Irina Reyn's debut novel, What Happened to Anna K., transports Anna Karenina to Queens, N.Y., where she struggles with familiar issues of identity, social rules, gender and loyalty a century later and a continent away.

Where did you get the idea to reimagine Anna Karenina?

I took a course on the book in graduate school, so I read it over and over again for several months. It occurred to me that I was reading it anew: Anna seemed less a victim of her time period, more like she was bent on leaving behind the life she had created to chase something that was more of a romantic illusion. In Tolstoy's book she's always reading, so the narrative of fiction influences the way she sees her own life. I identified as an immigrant and also as a bookworm. I also felt that books were shaping my life and feeling that life could go along a narrative arc, which of course it can't.

Did you plot out the way significant events from Tolstoy would translate into a modern setting?

I did not even look at the book again. I used memories of the scenes that resonated with me, like the scene when Vronsky and Anna meet, from Kitty's point of view, when she sees Anna take her man. The way that way scene unfolds is mesmerizing.

Although women are not in the same situation as they were in the 19th century, you see a parallel between their role in Anna's world and Anna K.'s world?

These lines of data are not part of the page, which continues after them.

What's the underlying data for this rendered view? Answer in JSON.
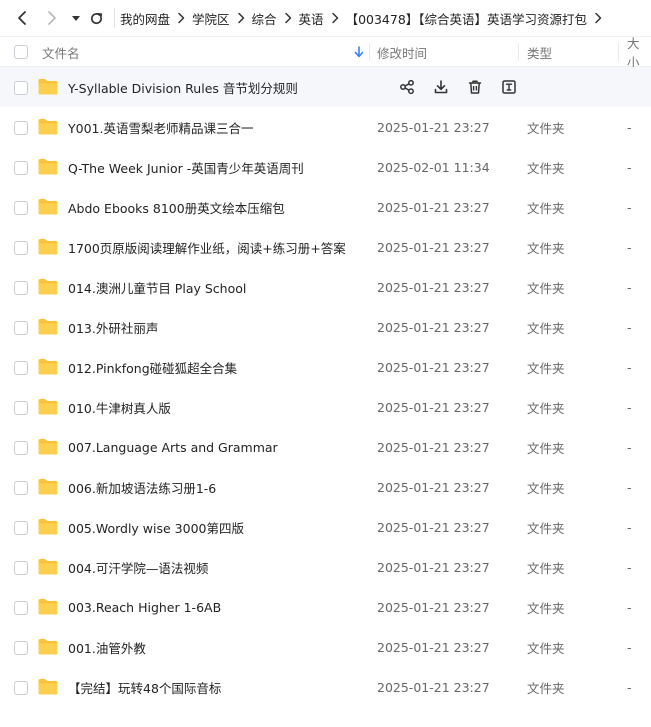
{
  "nav": {
    "back_icon": "chevron-left-icon",
    "forward_icon": "chevron-right-icon",
    "history_icon": "caret-down-icon",
    "refresh_icon": "refresh-icon"
  },
  "breadcrumb": [
    "我的网盘",
    "学院区",
    "综合",
    "英语",
    "【003478】【综合英语】英语学习资源打包"
  ],
  "columns": {
    "name": "文件名",
    "modified": "修改时间",
    "type": "类型",
    "size": "大小",
    "sort_icon": "arrow-down-icon"
  },
  "hover_actions": [
    "share-icon",
    "download-icon",
    "delete-icon",
    "rename-icon"
  ],
  "colors": {
    "accent": "#3b82f6",
    "folder": "#f9c43a",
    "hover": "#f5f7fa"
  },
  "files": [
    {
      "name": "Y-Syllable Division Rules 音节划分规则",
      "modified": "",
      "type": "",
      "size": "",
      "hover": true
    },
    {
      "name": "Y001.英语雪梨老师精品课三合一",
      "modified": "2025-01-21 23:27",
      "type": "文件夹",
      "size": "-"
    },
    {
      "name": "Q-The Week Junior -英国青少年英语周刊",
      "modified": "2025-02-01 11:34",
      "type": "文件夹",
      "size": "-"
    },
    {
      "name": "Abdo Ebooks 8100册英文绘本压缩包",
      "modified": "2025-01-21 23:27",
      "type": "文件夹",
      "size": "-"
    },
    {
      "name": "1700页原版阅读理解作业纸，阅读+练习册+答案",
      "modified": "2025-01-21 23:27",
      "type": "文件夹",
      "size": "-"
    },
    {
      "name": "014.澳洲儿童节目 Play School",
      "modified": "2025-01-21 23:27",
      "type": "文件夹",
      "size": "-"
    },
    {
      "name": "013.外研社丽声",
      "modified": "2025-01-21 23:27",
      "type": "文件夹",
      "size": "-"
    },
    {
      "name": "012.Pinkfong碰碰狐超全合集",
      "modified": "2025-01-21 23:27",
      "type": "文件夹",
      "size": "-"
    },
    {
      "name": "010.牛津树真人版",
      "modified": "2025-01-21 23:27",
      "type": "文件夹",
      "size": "-"
    },
    {
      "name": "007.Language Arts and Grammar",
      "modified": "2025-01-21 23:27",
      "type": "文件夹",
      "size": "-"
    },
    {
      "name": "006.新加坡语法练习册1-6",
      "modified": "2025-01-21 23:27",
      "type": "文件夹",
      "size": "-"
    },
    {
      "name": "005.Wordly wise 3000第四版",
      "modified": "2025-01-21 23:27",
      "type": "文件夹",
      "size": "-"
    },
    {
      "name": "004.可汗学院—语法视频",
      "modified": "2025-01-21 23:27",
      "type": "文件夹",
      "size": "-"
    },
    {
      "name": "003.Reach Higher 1-6AB",
      "modified": "2025-01-21 23:27",
      "type": "文件夹",
      "size": "-"
    },
    {
      "name": "001.油管外教",
      "modified": "2025-01-21 23:27",
      "type": "文件夹",
      "size": "-"
    },
    {
      "name": "【完结】玩转48个国际音标",
      "modified": "2025-01-21 23:27",
      "type": "文件夹",
      "size": "-"
    }
  ]
}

It's definitely there, absolutely. Anna K. is a Russian immigrant with certain notions of femininity and aging. She's very much aware that a lot of her currency comes from her beauty and her youth. Once that starts fraying a little bit, she begins to unravel. And Anna K.'s as much of an American as a Russian. The things she experiences in the U.S. underwrite her fears.

How much of Anna K.'s world of Russian and Bukharan Jewish immigrants is informed by your own experience?

I was very much interested in setting Anna K. in the place where I grew up, the Rego Park section of Queens. The Russian immigrants are more secular than the Bukharans, whose traditions are so strong. So it's heightening the issues of identity and culture and displacement. It was fascinating for me to look at, having had the experience of growing up among Bukharan Jews, and I hope I did some justice.

Tolstoy said we're not supposed to pity Anna by the end, but you can't help sympathizing with her.

Tolstoy wanted to condemn her himself, but he couldn't do it because he empathized with her so much. I wanted to show the complex sides of her personality.